Over the years, the Pokémon TCG has featured many different patterns used on their holographic cards. Some patterns lasted for years, while others had short stays, making them markers for their short time in the franchise. On this first installment of A Holographic History of the Pokémon TCG, let's take a look back at the first-ever holographic pattern used by Wizards of the Coast in their English-language release of the first Pokémon TCG sets: the classic stars.
One of the most instantly recognizable holographic patterns is this old-school star pattern used in the first three English-language Pokémon TCG sets: Base Set, Jungle, and Fossil. The pattern featured the Pokémon set over a generally simple background that was rendered in a foil that, when tilted around in the light, saw stars pop from the surface. It gave the cards intense depth, with stars appearing closer to the surface with sharp clarity, while other stars seemed blurred and far away. This gave the impression that the Pokémon was popping out from the surface, which made for cards that were, simply put, very cool. This pattern elevated cards like the iconic Charizard (pictured above), Blastoise, and Venusaur, which were simply Pokémon posing over a colorful background, into something that felt special.
Back in the days of Base, Jungle, and Fossil, there were no such things as Ultra Rare cards. No ex, no EX, no GX, no V, no VMAX, no Full Art — nothing. A holographic card was the most exciting thing you could pull, which made the cards very, very special.
Interestingly, this was not the pattern used in the Japanese version of these sets. Japan was already using the galaxy foil pattern, which featured a similar style but with brighter circles, swirls, and what looks like stardust. This pattern, which we'll talk about next time, ended up entering the English-language TCG in Team Rocket. However, Fossil wasn't exactly the last we'd see of the original star pattern. XY: Evolutions, which reimagined Base Set for Pokémon's 20th anniversary, included a tweaked version of the star pattern which featured a very, very slightly different shape for the stars.

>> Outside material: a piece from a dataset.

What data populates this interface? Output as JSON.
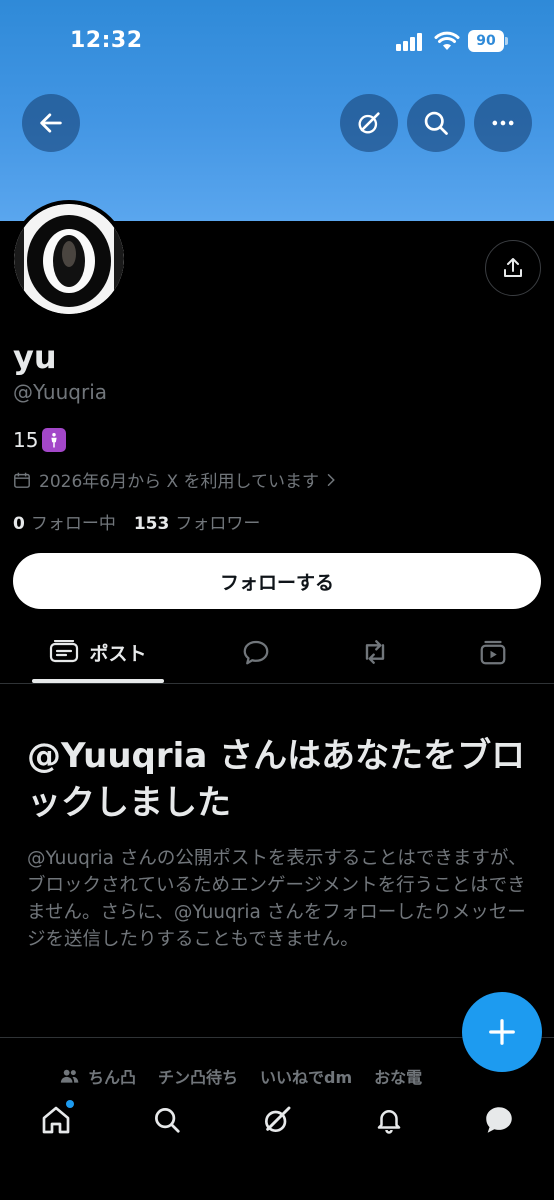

Some of the most iconic Pokémon TCG cards were done in this style. Even though it only lasted for three sets, the starry holographic cards remain some of the most iconic trading cards in existence.